Source information ::
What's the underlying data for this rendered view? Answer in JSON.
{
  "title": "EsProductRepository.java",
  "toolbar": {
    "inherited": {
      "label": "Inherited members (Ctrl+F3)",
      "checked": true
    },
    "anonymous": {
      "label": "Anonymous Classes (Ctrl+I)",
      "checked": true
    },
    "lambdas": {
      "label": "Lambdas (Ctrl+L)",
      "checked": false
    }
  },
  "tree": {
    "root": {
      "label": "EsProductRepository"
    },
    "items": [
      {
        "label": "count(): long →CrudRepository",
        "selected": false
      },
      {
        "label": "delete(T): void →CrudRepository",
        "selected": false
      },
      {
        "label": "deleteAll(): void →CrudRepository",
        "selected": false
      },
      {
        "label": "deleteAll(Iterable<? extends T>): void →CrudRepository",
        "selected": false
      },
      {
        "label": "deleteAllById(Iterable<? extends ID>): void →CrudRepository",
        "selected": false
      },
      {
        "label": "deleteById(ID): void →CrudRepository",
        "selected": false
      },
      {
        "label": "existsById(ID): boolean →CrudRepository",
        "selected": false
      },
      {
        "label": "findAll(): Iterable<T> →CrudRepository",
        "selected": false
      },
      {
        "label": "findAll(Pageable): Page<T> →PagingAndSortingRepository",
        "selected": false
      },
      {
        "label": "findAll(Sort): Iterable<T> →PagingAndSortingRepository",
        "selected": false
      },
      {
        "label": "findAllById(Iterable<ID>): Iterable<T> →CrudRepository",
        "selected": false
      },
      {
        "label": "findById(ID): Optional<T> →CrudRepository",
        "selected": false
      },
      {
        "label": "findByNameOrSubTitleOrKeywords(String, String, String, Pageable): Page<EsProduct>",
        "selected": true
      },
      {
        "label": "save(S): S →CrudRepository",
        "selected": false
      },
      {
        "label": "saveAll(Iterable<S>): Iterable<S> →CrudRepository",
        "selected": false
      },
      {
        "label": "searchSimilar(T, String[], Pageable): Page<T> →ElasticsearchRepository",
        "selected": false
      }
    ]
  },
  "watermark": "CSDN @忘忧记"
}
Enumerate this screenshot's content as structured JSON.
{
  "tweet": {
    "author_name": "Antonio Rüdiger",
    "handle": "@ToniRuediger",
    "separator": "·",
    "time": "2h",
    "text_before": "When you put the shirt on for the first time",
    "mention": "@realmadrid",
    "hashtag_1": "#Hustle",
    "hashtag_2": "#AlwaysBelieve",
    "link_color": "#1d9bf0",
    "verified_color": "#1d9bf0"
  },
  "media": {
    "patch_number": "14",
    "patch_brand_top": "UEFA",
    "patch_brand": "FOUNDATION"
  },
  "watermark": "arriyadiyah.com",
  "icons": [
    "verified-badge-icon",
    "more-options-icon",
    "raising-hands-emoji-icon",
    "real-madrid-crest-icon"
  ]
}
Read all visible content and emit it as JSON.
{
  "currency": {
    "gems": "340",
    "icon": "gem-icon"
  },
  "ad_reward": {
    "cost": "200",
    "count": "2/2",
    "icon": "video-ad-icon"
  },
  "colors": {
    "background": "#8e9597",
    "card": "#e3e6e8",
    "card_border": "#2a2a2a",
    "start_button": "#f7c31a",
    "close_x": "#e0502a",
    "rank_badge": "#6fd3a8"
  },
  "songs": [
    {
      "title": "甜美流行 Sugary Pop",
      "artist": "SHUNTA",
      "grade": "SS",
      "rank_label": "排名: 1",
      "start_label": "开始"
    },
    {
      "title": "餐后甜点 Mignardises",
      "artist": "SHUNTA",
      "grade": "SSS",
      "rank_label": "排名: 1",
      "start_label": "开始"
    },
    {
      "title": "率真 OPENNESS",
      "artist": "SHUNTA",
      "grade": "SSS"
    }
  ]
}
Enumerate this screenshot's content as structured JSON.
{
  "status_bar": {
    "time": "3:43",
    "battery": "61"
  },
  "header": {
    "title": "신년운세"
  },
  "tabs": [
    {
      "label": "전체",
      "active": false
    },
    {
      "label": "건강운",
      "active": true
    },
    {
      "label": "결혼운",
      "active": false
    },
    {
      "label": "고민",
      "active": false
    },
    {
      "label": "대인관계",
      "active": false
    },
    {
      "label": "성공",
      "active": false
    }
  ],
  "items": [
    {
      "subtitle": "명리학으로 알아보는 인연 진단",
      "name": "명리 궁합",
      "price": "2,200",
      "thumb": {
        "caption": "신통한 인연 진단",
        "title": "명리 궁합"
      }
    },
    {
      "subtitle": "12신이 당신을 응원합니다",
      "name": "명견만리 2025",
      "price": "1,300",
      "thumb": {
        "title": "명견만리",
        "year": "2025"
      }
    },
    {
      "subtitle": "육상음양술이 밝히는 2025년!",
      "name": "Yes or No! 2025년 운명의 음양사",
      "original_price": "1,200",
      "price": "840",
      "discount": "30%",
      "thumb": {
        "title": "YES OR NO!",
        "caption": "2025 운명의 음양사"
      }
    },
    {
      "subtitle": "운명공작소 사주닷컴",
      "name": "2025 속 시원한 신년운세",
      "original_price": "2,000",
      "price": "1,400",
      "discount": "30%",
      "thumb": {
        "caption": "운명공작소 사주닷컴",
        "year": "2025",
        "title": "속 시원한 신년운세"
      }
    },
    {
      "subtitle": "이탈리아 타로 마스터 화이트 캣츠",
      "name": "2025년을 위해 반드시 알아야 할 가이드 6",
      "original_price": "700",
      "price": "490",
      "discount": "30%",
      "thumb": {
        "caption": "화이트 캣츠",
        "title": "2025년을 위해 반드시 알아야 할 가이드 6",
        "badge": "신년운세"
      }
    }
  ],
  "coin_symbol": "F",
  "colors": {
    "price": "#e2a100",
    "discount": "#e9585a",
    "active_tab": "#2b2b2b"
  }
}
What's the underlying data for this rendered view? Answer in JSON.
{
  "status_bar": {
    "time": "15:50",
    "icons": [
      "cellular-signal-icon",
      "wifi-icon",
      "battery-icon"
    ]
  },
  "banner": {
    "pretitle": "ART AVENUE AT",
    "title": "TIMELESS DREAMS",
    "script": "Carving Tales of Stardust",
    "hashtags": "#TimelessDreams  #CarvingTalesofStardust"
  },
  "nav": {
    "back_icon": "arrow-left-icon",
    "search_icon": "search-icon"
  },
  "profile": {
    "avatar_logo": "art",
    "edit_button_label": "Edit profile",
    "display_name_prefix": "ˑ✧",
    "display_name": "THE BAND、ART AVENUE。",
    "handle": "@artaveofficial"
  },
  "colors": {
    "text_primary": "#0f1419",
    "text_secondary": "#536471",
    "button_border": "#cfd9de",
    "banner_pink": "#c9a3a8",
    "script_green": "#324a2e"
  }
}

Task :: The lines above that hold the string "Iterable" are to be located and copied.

Result ::
        "label": "deleteAll(Iterable<? extends T>): void →CrudRepository",
        "label": "deleteAllById(Iterable<? extends ID>): void →CrudRepository",
        "label": "findAll(): Iterable<T> →CrudRepository",
        "label": "findAll(Sort): Iterable<T> →PagingAndSortingRepository",
        "label": "findAllById(Iterable<ID>): Iterable<T> →CrudRepository",
        "label": "saveAll(Iterable<S>): Iterable<S> →CrudRepository",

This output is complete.